Power Vs. perceived power in a negotiation

The good news is you don’t have to accept the power-balance in a negotiation. In fact, you ought to try to control it. Here are three easy ways you can help shift some of the power back to you:

  • Use Questions as a Tool

Knowledge is power, and so arming yourself with more knowledge can be a useful way to position yourself as an authority in a negotiation. This is where asking questions can be a useful tool. Ask good questions to gather information about the other side which in turn can inform how you position yourself in the negotiation.

Try to establish what lies in your favour but doesn’t in theirs.

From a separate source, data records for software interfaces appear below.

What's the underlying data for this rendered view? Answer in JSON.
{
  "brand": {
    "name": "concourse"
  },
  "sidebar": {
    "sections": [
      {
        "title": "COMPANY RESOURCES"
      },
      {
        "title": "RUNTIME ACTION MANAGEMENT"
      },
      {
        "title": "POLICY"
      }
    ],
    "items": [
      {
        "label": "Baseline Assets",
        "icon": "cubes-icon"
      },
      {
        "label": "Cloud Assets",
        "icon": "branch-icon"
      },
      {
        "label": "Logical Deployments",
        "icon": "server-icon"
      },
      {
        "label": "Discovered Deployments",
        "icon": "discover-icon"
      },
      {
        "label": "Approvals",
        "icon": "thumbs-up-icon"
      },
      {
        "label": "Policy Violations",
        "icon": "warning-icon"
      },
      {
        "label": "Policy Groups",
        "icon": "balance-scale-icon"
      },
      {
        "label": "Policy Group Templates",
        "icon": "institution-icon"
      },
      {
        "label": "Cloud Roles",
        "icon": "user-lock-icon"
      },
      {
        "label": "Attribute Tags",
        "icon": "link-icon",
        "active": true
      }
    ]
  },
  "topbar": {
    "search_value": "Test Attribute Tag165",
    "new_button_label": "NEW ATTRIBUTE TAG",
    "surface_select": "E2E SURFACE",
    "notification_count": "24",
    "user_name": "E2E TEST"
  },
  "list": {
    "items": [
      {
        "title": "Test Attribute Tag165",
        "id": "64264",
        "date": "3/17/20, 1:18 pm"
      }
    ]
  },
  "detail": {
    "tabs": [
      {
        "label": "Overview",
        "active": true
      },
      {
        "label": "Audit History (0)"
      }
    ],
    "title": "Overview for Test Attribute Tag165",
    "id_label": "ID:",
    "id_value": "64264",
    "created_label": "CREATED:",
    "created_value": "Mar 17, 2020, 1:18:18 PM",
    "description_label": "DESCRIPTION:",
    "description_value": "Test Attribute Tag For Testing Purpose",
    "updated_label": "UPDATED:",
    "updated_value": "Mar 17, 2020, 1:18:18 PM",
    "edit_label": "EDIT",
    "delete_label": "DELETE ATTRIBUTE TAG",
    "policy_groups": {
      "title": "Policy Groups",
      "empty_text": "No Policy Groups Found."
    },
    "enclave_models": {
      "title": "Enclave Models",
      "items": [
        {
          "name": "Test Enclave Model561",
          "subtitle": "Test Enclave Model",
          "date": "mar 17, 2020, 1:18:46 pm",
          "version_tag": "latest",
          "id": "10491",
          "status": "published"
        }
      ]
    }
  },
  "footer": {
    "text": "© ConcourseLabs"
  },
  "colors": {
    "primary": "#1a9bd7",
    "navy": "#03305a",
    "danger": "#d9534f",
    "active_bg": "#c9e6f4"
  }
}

Do they have deadlines they have to meet that you don’t? Use this information to your advantage.

  • Give Them the Feeling of Satisfaction

How would you feel if you put an offer in on a new home under the asking price and it gets immediately accepted? Do you feel satisfied? Not really, you think you could have got an even better deal.

You want your counterpart in a negotiation to feel satisfied but not at your expense. Position yourself further back in a negotiation than you actually are, so the movement you do make in your position leaves the other party with the sense of satisfaction that comes from feeling like they’ve won.

  • Be Mindful of Your Words

Watch the words you use in a negotiation. If you feel like the weaker party and start acting like it, you are only enforcing the power balance. If you use phrases such as ‘May I…’ or ‘Can I…’, even if it is just to ask to pause discussions long enough to go to the bathroom, you are giving the other side the power over you to say no.

Mindset 4: Be a Collaborator and Not an Adversary

Arguments have no place in negotiations. In fact, if you find yourself arguing, it is a sign that you are getting entrenched within your position.

Your mindset should be that of a collaborator and not an adversary. You are aiming to create a warm environment, one in which everyone can have a good conversation. In a functional conversation both sides need to hear and be heard.

Neutral tones can be a challenge when you have strong feelings but using them will keep things calm and move the conversation along.

When NASA’s Apollo 13 experienced an explosion on board their spaceship, astronauts called Houston to report the problem. The phrase, “Houston, we have a problem” has gone down in history as it reveals the unbelievable ability the teams, in space and on the ground, had to keep calm and perform under the pressure of life-threatening circumstances. This calmness facilitated an environment of problem-solving and clear thinking.

On the other hand, phrases like, “I’ll call my lawyer”, whilst popular on TV shows, are inflammatory and may end up provoking the other side and bringing the conversations to a halt.

For this reason, we also like to stay away from questions that start with ‘Why’ because they can be seen as accusatory and judgemental. Good open questions start with ‘What’ and ‘How’ and are less likely to provoke an emotional response in the other person.

In the same way, it can be helpful to know how you react under pressure. Do you fight, flight or freeze? The better you know yourself going into a negotiation the stronger you will be. Prepare by getting to know your weaknesses so you can be ready with a calm response when someone accidentally or intentionally pushes your buttons.

Our Final Thoughts

Negotiation doesn’t always come naturally. If we’re being honest negotiation can make us feel a bit uncomfortable at times. It requires us to put down some of our default behaviours, shift our mindset and learn new strategies and tools. The good news is by giving negotiation some thought, and taking on these 4 mindset shifts, ahead of time you can improve your skills and hopefully feel confident the next time you find yourself at the negotiating table.

If You Want to Learn More…

There is always more to learn. We run an hour’s seminar based on this blog which you can sign up to as an individual, or we will happily run bespoke for a team. To find out more, email [email protected].

For a more in-depth understanding, one resource we’ve found instrumental as we’ve sought to improve our own skills in this area as a team, is this course on Negotiation by Bridge-ability.